The mighty Choral symphony, rather like Mahler symphonies,
offered quite a challenge to the youthful recording studios.
And yet even the acoustic horn didn’t shy away from the challenge.
In Berlin, in 1923 and on 14 shellac sides, Bruno Seidler-Winkler,
recording pioneer, directed the forces of the Neues Symphonie-Orchester
in pursuit of his goal. Even earlier, in 1921 - though the task
was not completed until 1924 – Frieder Weissmann led the Blüthner-Orchester,
Berlin, in the Ninth, though in one of those twists beloved
by 78 lovers, duties for the finale were taken over by the German
Opera House Orchestra and chorus under a completely different
conductor, Eduard Mörike. Even more delightfully, and confusingly,
two completely different sets of takes were issued, representing
different recordings made over the years by these forces. In
between all this, Anglo-Russian volcano Albert Coates nipped
into his London studios to set down his own recording with the
Symphony Orchestra, a bashfully anonymous band who were probably
Three years later he was back, with the same band, but this
time the studio recording was electric, working via microphone,
not the recording horn. The results remained formidable and
dynamic, hugely involving and intensely rousing. His dynamic
accelerandi, the speed of a greyhound out of the traps, animate
the second movement and reveal graphically his seismic approach.
It is never grammatically misplaced however, indeed it generates
a similar kind of focused energy as Toscanini was later to do
on disc in his cycles – and Coates is by no means slower than
the Italian. The slow movement sports a few well disguised disc
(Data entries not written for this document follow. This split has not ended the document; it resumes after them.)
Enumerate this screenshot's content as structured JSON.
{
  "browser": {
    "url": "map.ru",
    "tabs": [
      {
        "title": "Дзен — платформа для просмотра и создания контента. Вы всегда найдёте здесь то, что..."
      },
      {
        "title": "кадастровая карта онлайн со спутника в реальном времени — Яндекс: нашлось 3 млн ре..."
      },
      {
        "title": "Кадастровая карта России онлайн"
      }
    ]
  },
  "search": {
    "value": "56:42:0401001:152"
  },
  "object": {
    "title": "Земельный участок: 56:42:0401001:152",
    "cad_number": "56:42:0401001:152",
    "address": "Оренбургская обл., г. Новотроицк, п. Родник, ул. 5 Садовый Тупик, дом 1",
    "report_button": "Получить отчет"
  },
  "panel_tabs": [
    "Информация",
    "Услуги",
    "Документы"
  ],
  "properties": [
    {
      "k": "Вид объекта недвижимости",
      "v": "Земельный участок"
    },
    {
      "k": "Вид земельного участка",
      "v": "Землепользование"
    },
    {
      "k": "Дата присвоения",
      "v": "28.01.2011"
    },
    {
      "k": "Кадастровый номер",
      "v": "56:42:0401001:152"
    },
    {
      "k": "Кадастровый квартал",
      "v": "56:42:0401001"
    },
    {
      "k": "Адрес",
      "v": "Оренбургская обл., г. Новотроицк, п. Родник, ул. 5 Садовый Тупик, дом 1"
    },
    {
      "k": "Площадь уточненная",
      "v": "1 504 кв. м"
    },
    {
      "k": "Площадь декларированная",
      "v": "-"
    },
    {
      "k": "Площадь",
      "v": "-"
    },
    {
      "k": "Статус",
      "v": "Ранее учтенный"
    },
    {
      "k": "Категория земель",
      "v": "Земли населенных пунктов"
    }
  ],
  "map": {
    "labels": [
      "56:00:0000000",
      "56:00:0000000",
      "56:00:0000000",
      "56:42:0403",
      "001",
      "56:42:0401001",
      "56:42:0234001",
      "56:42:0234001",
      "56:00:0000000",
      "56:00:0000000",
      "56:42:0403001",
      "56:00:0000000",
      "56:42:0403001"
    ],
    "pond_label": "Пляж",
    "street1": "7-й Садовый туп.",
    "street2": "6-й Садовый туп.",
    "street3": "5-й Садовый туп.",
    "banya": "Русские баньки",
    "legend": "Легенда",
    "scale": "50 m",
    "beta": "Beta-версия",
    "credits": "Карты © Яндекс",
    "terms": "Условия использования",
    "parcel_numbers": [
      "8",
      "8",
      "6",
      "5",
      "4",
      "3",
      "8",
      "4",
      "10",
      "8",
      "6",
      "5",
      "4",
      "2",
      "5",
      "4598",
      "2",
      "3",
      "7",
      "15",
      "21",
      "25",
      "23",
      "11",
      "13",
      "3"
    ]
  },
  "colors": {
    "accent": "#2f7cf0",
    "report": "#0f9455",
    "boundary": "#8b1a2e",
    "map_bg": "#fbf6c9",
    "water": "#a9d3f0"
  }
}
thumps – it’s vital, fluid and forward-moving, and not unmoving
in its way, especially since Coates is capable of vesting the
music with a vocalised cantilever that never fails to impress.
There’s a bit of a cut in the third movement. The finale is
launched with predictable vehemence – an intensity that prepares
one for the riches to come. The vocal quartet is fine; Walter
Widdop, that sterling Handelian and Heldentenor is at his penetrating
best; Elsie Suddaby deploys her crystalline purity to considerable
effect. The two lesser known names are those of contralto Nellie
Walker, thankfully not plummy, and Stuart Robinson, who is laudable
too. The choir is the Philharmonic Chorus, trained by the expert
Charles Kennedy Scott. They made a number of recordings together,
much valued to this day. In any case Coates was used to directing
choirs and one of his most interesting recordings, made the
previous year, was of Bax’s Mater Ora Filium with the
Leeds Festival Chorus.
There is more, besides. Elgar’s grandiloquently thrilling Bach
reworking is meat and drink to a musical hedonist like Coates
– though it would be wrong to think him, from this description,
as undisciplined. It’s remarkable, in fact, how successful he
was in the recording studio, when he had to channel his intense,
romantic style in four minute segments. More Beethoven completes
the disc, a rare outing for the rather emaciated 1925 Gratulations-Menuett
WoO 3 (has anyone else transferred it?) and the Prometheus
overture, via a far richer 1927 HMV.
There is a competing Ninth on Historic Recordings 47, but I’ve
not had access to it, and it doesn’t contain any fillers. Ward
Marston has done a fine job with the Victors for the Ninth,
and Coatesians may apply with absolute confidence.